Component data from apps and pages:
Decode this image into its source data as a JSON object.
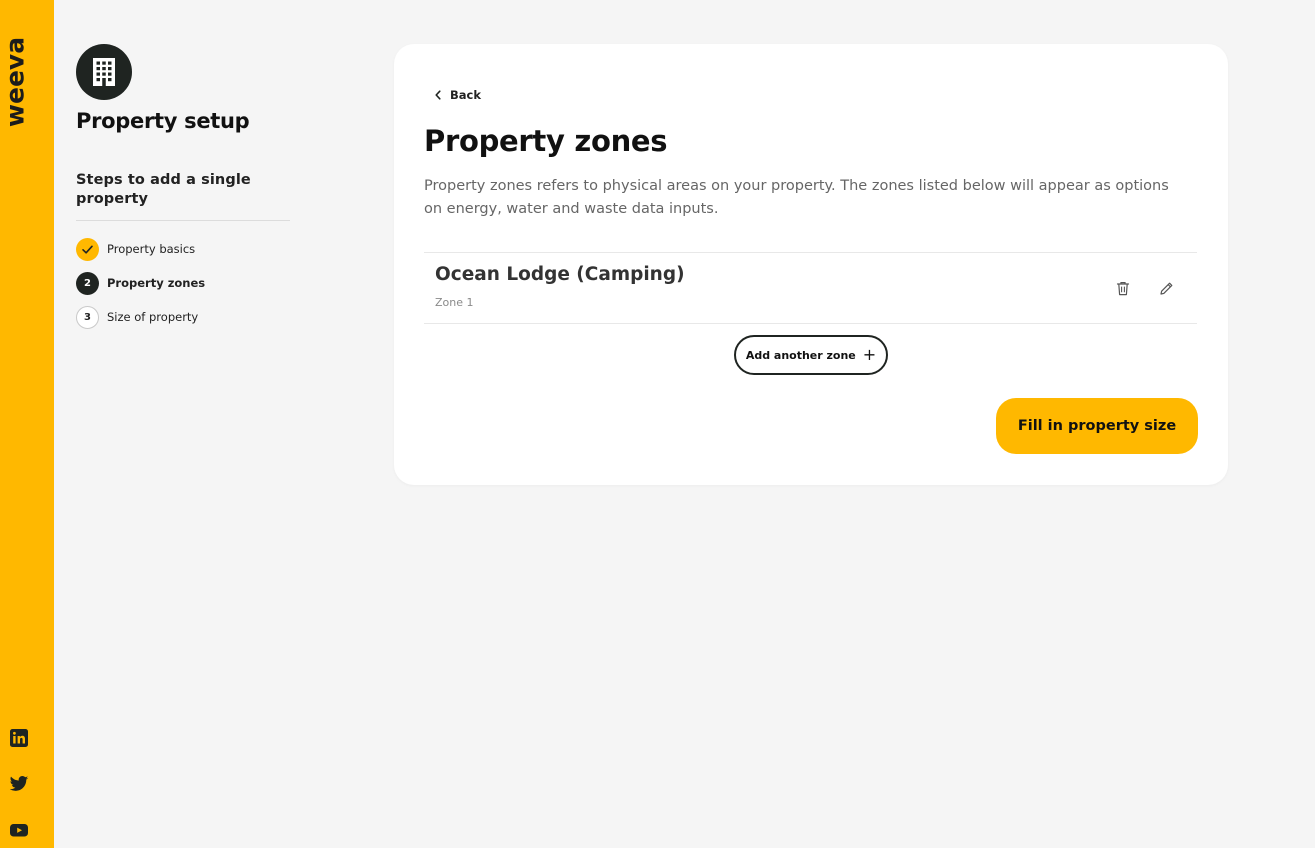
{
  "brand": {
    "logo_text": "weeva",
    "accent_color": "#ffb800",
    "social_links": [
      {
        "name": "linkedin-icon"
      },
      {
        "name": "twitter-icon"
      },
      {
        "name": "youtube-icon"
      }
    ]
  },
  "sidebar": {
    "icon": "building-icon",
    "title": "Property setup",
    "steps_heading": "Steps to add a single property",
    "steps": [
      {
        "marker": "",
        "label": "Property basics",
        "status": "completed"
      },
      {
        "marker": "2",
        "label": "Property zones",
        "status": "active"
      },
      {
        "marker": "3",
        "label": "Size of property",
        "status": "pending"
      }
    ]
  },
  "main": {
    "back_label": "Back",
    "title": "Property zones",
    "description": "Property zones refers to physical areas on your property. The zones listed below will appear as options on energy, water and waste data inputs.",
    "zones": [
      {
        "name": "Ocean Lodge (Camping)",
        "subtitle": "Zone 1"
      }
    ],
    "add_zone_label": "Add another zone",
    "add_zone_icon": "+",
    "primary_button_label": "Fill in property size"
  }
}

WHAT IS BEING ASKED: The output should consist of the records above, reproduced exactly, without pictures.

EXERCISE SOLUTION:
Decode this image into its source data as a JSON object.
{
  "brand": {
    "logo_text": "weeva",
    "accent_color": "#ffb800",
    "social_links": [
      {
        "name": "linkedin-icon"
      },
      {
        "name": "twitter-icon"
      },
      {
        "name": "youtube-icon"
      }
    ]
  },
  "sidebar": {
    "icon": "building-icon",
    "title": "Property setup",
    "steps_heading": "Steps to add a single property",
    "steps": [
      {
        "marker": "",
        "label": "Property basics",
        "status": "completed"
      },
      {
        "marker": "2",
        "label": "Property zones",
        "status": "active"
      },
      {
        "marker": "3",
        "label": "Size of property",
        "status": "pending"
      }
    ]
  },
  "main": {
    "back_label": "Back",
    "title": "Property zones",
    "description": "Property zones refers to physical areas on your property. The zones listed below will appear as options on energy, water and waste data inputs.",
    "zones": [
      {
        "name": "Ocean Lodge (Camping)",
        "subtitle": "Zone 1"
      }
    ],
    "add_zone_label": "Add another zone",
    "add_zone_icon": "+",
    "primary_button_label": "Fill in property size"
  }
}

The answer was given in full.